At the age of 18 he joined the US Navy during World War II. Most notably, he participated in the infamous Battle of Iwo Jima against the Imperial Japanese Army. Simon was one of the 2.5 million African American men and women that defended this country abroad in the pacific and Europe, while Jim Crow and institutional racism lingered throughout the American South.
Upon his return to the states, he began a career as a truck driver. At the time, truck driving was a very lucrative career reserved for only white men. Fortunately, his employer cared more about his work ethic rather than his skin color.

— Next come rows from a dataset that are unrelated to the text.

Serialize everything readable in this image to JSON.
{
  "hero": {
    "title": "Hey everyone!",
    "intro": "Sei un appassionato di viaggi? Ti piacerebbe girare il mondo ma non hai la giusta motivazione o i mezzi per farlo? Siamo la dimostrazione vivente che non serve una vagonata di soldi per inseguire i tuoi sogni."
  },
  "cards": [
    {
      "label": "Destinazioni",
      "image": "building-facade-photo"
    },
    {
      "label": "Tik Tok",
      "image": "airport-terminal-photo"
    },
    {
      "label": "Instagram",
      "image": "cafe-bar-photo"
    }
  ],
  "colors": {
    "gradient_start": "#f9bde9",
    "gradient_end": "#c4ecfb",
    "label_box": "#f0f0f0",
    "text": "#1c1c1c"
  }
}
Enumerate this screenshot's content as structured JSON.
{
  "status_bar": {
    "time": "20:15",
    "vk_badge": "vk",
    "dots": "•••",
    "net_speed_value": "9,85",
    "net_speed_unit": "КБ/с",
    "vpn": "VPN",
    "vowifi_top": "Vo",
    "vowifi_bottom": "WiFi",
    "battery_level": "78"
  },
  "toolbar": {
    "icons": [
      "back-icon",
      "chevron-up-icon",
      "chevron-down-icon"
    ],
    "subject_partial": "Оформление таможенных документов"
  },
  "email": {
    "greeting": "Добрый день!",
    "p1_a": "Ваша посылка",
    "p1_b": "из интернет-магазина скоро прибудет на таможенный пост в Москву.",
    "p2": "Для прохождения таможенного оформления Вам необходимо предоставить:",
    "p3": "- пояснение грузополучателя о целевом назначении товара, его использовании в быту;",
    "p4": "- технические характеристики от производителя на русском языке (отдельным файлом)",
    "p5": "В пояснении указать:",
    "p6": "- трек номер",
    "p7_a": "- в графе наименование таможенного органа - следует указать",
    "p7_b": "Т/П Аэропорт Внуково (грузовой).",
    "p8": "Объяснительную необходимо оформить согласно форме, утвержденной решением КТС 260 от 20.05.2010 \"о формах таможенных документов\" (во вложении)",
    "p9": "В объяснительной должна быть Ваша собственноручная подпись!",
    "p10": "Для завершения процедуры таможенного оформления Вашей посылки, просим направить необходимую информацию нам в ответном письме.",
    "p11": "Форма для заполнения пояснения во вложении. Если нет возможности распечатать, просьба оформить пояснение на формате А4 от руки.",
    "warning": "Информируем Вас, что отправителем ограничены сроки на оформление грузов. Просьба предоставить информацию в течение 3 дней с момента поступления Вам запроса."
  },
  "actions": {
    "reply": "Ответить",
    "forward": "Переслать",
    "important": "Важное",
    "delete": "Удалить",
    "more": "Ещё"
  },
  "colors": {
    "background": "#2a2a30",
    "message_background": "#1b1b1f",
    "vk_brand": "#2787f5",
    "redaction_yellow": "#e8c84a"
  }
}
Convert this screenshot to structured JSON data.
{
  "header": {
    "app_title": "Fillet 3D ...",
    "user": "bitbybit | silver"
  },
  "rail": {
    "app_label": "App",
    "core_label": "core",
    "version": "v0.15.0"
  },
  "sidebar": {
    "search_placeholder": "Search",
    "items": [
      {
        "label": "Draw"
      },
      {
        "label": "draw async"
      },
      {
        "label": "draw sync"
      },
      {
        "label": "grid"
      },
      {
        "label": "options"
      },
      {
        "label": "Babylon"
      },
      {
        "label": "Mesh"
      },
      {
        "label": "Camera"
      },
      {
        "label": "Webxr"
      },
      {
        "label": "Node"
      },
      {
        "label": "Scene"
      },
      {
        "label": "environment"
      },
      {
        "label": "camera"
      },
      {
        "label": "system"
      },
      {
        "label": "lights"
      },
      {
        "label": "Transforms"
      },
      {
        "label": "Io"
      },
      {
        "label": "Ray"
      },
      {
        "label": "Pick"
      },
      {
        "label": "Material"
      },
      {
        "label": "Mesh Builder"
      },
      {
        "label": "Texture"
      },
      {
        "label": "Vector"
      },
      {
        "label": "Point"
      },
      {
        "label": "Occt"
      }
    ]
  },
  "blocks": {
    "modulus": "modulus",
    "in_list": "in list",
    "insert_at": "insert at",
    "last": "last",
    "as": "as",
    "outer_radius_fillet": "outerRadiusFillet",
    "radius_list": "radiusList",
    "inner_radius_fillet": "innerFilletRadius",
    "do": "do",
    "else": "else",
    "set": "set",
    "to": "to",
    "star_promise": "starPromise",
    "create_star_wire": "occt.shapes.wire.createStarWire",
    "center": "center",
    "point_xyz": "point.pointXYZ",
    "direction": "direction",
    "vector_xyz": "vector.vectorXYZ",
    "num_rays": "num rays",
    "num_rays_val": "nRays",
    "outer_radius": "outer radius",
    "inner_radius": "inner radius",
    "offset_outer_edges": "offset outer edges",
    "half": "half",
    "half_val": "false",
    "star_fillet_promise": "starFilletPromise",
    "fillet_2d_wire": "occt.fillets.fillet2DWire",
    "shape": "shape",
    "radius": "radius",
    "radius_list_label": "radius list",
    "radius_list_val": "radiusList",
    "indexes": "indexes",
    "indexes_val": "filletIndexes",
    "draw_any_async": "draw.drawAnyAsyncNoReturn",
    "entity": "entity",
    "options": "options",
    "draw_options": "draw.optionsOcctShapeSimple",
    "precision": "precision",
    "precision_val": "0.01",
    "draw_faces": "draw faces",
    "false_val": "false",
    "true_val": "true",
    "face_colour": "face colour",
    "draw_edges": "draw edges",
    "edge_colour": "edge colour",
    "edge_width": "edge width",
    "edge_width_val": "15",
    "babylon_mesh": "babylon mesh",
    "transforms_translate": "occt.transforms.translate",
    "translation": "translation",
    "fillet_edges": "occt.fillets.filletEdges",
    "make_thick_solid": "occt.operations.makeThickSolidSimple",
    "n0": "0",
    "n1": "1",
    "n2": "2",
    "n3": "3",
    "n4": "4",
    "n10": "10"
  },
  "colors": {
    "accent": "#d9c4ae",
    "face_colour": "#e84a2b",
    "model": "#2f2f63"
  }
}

However, on more than one occasion he was arrested and jailed for driving trucks because the idea of a black truck driver was unconscionable to many individuals. It is quite amazing that this man faced a greater threat at home than when he fought foreign enemies abroad to preserve our way of life. He continued to drive trucks for over 70 years.
Simon married the late Inez Graves Blackwell and had 8 children, 9 grandchildren, 13 great-grandchildren, and 3 great-great-grandchildren. On Friday, February 9, Simon passed away at the age of 92. He was my grandfather.